(L-R) Ray Gamble, Peter Fox, Roger McCarthy and Steven Alberse

Scania Australia has started the delivery of the first of 55 new Scania 440 hp SCR prime movers to Linfox, which will be split between the company’s Victorian and New South Wales operations.

The deal is the biggest Scania has concluded with the logistics leader for many years.

“We are very pleased to be delivering such a significant order of fuel-efficient and safe vehicles to Linfox for use with some of their very high profile clients,” says Roger McCarthy, Scania Australia’s Managing Director.

“We signed the order late last year, and the factory was able to paint the trucks in the iconic Linfox red and yellow as part of the production process.

“The vehicles will be maintained by Scania workshops on a scheduled servicing and repair programme that offers Linfox a known cost-per-km for the duration of the contract.
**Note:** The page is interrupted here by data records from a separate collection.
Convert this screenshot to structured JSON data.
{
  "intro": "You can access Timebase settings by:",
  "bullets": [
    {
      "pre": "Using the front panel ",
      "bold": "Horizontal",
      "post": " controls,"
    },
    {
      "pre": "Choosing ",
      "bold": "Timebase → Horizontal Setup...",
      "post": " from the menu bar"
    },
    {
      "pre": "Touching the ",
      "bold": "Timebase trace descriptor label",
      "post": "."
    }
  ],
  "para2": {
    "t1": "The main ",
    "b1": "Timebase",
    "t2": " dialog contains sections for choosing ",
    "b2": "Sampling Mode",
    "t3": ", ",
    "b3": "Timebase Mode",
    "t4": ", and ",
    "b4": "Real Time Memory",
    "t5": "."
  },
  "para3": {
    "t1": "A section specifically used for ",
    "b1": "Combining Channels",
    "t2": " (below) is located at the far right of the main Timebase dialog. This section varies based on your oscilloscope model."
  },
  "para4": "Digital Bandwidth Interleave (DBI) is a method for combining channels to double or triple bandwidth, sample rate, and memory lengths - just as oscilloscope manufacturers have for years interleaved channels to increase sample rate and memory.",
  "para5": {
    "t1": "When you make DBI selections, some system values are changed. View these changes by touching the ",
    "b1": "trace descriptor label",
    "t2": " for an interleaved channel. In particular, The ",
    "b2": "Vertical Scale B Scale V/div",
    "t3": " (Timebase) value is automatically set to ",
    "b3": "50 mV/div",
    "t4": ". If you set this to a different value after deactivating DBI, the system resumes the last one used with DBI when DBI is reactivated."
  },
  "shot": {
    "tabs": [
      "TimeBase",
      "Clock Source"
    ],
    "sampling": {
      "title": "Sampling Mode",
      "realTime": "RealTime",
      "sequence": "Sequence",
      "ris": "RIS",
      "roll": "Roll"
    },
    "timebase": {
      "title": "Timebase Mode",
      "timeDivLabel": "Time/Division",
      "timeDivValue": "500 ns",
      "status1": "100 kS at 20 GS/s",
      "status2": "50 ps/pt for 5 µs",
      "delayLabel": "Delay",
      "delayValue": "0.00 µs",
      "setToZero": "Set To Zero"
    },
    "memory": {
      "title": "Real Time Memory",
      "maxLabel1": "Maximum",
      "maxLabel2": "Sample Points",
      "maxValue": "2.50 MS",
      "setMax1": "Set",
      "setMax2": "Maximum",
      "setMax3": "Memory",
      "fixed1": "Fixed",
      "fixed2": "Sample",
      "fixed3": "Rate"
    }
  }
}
This is an example of how the Scania Total Transport Solution concept works to provide efficient whole-of-life running costs for Linfox.”

Scania was successful in winning the Linfox business for a variety of reasons, according to Scania National Fleet Sales Manager, Steven Alberse.

“Good fuel economy and low cab entry played key roles, plus the cab-over configuration for easy access to tight loading docks,” he says.

In keeping with the Scania philosophy of providing a Total Transport Solution, Scania has deployed its Master Driver Trainers to train the Linfox driver trainers regarding the full range of Scania driver support functions inside the cabs.

“The vehicles are equipped with the new Scania Fully Automated Opticruise gear-changing system, as well as the Scania Retarder, and Scania Driver Support, all of which enable the driver to reduce consumption and emissions, while at the same time maintaining safe and efficient work practices.”

Linfox President Fleet and Procurement Ray Gamble says, “Linfox is pleased to add Scania’s new prime movers to our growing fleet of more than 5,000 vehicles.”

“The Euro5 vehicles adhere to Linfox’s on-going commitment to the safety of our drivers and the sustainability and reliability of our operations,” he says.

The Scania P 440 SCR engine is the most powerful six-cylinder engine available under the P-series cab, and offers 440 hp (324 kW) and 2,300 Nm of torque between 1,000 and 1,300 rpm.

The 6×4 configuration prime movers use the fully automated Scania Opticruise, which makes them easy to drive and reduces driver fatigue. The vehicles are fitted with ABS and traction control and are compatible with trailer Electronic Braking Systems, enhancing safety and control.

The all-steel cabs are impact-tested to ensure they exceed European and Swedish safety standards in order to be able to offer the best possible occupant protection.